Ranking and characterization of precipitation extremes for the past 113 years for Indian western Himalayas
Raj S., Shukla R., Trigo R.M., Merz B., Rathinasamy M., Ramos A.M. Agarwal A.
International Journal Climatology. 0899841. DOI: 10.1002/joc.7215
Globally, mountain systems are unevenly exposed to risks of extreme precipitation. Within the Himalayan region, precipitation extremes are a rising concern, but their current understanding is limited. In this study, we use 113?years of precipitation data to rank and characterize precipitation extremes in the Indian Western Himalayas (IWH). Our statistical ranking method integrates precipitation spatial extent and its intensity across different durations for determining the severity of extreme events. The proposed ranking method accounts for multi-day duration ranking method to capture persistent precipitation episodes. Results show that the method accurately detects and ranks the most extreme precipitation events that occurred in the IWH and indicate locations of these events. Our results highlight that critical long duration events in the region (e.g., 10?days) are missed at ranks at shorter duration (e.g., 2–3?days), thereby highlighting the importance to multi-day precipitation extremes ranking. In addition, the proposed ranking method provides information about the event duration that will be associated with the highest impact on society, carrying high significance.

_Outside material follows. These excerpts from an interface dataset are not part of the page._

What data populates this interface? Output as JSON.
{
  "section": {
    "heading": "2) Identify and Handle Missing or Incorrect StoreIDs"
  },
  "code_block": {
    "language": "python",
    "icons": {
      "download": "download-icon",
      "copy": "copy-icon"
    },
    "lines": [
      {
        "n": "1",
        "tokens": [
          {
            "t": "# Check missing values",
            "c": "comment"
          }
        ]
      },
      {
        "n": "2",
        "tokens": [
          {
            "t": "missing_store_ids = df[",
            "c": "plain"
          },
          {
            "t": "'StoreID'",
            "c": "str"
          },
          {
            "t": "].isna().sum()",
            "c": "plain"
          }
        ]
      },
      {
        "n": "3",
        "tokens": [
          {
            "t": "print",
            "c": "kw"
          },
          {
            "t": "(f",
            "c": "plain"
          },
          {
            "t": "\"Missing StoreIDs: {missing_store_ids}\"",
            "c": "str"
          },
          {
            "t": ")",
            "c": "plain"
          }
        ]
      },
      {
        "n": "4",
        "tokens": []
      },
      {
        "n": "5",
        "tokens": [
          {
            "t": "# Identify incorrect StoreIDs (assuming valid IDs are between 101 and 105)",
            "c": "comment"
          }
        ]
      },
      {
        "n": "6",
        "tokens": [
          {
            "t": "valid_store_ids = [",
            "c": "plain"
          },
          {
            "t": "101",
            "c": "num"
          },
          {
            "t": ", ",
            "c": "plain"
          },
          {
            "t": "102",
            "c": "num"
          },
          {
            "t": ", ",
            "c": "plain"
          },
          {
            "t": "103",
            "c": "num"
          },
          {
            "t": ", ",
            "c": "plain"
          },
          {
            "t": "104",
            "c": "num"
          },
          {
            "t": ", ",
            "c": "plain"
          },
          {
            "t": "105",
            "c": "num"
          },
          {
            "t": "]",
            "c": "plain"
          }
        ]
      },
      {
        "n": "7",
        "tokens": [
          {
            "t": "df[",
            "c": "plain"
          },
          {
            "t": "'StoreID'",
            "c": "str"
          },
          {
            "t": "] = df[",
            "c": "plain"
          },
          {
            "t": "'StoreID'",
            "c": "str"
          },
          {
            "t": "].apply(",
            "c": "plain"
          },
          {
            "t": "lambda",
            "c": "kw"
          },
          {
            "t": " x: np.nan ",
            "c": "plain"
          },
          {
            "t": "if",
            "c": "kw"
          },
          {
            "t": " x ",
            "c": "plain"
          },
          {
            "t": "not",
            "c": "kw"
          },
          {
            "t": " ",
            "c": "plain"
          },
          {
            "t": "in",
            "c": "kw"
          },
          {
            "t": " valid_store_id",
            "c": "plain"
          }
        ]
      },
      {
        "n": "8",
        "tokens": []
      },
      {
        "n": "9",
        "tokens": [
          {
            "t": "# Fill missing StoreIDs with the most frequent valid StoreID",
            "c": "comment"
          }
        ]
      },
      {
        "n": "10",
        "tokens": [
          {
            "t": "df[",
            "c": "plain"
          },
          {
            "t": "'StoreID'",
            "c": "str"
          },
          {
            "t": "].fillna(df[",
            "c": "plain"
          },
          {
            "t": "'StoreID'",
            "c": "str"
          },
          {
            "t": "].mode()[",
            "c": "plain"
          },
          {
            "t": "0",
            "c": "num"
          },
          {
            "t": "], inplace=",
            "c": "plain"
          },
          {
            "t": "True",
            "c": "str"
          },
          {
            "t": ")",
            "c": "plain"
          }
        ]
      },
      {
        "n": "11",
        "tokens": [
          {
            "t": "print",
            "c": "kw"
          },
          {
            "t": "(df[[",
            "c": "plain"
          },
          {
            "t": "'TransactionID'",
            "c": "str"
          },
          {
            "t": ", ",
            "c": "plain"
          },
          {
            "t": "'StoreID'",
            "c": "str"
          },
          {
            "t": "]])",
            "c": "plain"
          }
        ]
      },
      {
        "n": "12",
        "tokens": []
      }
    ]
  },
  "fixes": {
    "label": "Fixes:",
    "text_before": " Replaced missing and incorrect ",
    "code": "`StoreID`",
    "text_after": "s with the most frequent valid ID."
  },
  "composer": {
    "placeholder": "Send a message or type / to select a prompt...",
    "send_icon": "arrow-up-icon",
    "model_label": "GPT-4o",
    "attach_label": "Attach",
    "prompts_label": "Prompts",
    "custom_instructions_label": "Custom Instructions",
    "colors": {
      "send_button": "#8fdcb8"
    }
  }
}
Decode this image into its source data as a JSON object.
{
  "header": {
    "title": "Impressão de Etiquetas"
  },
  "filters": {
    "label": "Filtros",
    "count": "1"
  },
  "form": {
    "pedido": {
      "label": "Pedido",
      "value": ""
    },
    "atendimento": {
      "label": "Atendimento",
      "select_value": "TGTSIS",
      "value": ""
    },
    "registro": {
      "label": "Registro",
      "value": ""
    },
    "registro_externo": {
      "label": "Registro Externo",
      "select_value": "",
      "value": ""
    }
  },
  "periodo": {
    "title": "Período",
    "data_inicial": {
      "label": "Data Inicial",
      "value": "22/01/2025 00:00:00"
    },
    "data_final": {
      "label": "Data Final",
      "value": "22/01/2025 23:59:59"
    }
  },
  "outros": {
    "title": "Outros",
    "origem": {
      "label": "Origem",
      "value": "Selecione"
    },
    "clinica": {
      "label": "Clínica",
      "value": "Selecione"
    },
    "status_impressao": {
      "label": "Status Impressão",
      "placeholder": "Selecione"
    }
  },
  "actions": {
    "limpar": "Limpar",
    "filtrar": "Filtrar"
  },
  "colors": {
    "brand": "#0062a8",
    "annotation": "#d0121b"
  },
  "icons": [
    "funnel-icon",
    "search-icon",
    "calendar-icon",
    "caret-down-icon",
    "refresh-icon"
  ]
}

Our findings are valuable for flood risk management and disaster risk reduction.